▶ _Records shown_:

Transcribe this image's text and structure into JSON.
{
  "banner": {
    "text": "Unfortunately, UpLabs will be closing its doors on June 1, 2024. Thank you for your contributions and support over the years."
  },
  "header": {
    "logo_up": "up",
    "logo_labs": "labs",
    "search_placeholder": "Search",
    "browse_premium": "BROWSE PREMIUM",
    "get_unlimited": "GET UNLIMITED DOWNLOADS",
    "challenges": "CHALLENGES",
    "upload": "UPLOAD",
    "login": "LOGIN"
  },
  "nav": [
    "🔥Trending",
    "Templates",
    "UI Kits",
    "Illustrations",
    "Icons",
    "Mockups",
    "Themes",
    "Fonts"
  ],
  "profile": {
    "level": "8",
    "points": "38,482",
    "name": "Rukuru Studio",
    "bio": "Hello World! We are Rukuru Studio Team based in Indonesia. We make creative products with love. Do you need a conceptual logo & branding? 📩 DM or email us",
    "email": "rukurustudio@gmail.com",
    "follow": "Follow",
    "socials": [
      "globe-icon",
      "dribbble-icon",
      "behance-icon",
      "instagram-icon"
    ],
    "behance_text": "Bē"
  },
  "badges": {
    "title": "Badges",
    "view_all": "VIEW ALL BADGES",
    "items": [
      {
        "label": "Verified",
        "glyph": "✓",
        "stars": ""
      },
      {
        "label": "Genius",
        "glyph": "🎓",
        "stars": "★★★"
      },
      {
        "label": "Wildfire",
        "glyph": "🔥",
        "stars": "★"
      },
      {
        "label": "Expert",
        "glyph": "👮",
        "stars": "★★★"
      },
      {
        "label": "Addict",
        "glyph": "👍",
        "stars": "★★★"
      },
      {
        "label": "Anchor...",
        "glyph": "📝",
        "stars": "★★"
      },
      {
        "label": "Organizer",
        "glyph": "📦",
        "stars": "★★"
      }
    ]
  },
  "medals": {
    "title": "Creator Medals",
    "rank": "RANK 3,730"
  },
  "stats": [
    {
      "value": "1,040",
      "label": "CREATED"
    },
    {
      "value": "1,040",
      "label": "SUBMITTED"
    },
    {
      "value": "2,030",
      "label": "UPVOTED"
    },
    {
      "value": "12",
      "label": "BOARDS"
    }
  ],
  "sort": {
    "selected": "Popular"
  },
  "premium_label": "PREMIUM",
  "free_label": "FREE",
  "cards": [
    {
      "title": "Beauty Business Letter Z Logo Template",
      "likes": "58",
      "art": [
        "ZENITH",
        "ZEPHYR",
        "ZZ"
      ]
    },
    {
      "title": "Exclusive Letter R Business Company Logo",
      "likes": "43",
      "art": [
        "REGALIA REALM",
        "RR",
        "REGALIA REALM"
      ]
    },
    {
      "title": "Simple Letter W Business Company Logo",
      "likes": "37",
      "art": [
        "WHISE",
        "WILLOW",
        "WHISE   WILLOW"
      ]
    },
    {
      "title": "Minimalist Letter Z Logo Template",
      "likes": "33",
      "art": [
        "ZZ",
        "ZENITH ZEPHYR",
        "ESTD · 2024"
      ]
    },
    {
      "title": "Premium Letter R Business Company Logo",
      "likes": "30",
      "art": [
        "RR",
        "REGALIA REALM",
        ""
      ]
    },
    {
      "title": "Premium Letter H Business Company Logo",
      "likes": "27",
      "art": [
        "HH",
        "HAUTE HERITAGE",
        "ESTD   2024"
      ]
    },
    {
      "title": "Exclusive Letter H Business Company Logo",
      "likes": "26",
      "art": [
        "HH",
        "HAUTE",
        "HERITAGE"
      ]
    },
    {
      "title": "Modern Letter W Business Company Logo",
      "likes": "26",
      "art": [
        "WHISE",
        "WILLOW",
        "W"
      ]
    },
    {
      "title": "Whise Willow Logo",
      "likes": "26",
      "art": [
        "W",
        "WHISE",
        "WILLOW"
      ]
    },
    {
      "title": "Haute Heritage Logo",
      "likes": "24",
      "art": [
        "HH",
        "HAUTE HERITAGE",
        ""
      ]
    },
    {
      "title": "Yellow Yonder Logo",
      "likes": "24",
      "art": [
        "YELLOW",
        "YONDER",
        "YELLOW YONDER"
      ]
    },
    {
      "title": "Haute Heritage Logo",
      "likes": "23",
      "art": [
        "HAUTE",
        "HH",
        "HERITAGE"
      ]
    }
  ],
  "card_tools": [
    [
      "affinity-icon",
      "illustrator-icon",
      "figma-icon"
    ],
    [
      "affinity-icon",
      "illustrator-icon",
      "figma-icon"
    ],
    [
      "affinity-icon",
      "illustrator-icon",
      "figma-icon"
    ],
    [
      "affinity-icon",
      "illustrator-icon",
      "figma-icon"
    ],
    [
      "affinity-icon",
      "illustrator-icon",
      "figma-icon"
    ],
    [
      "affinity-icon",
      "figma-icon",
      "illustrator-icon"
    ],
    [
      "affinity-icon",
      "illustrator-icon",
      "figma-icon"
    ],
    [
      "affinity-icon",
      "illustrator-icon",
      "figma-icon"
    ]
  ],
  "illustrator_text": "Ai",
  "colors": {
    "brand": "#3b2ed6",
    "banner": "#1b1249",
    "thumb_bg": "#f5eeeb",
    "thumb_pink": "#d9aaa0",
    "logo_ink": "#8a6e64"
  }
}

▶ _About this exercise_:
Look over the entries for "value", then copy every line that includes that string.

▶ _Answer below_:
      "value": "1,040",
      "value": "1,040",
      "value": "2,030",
      "value": "12",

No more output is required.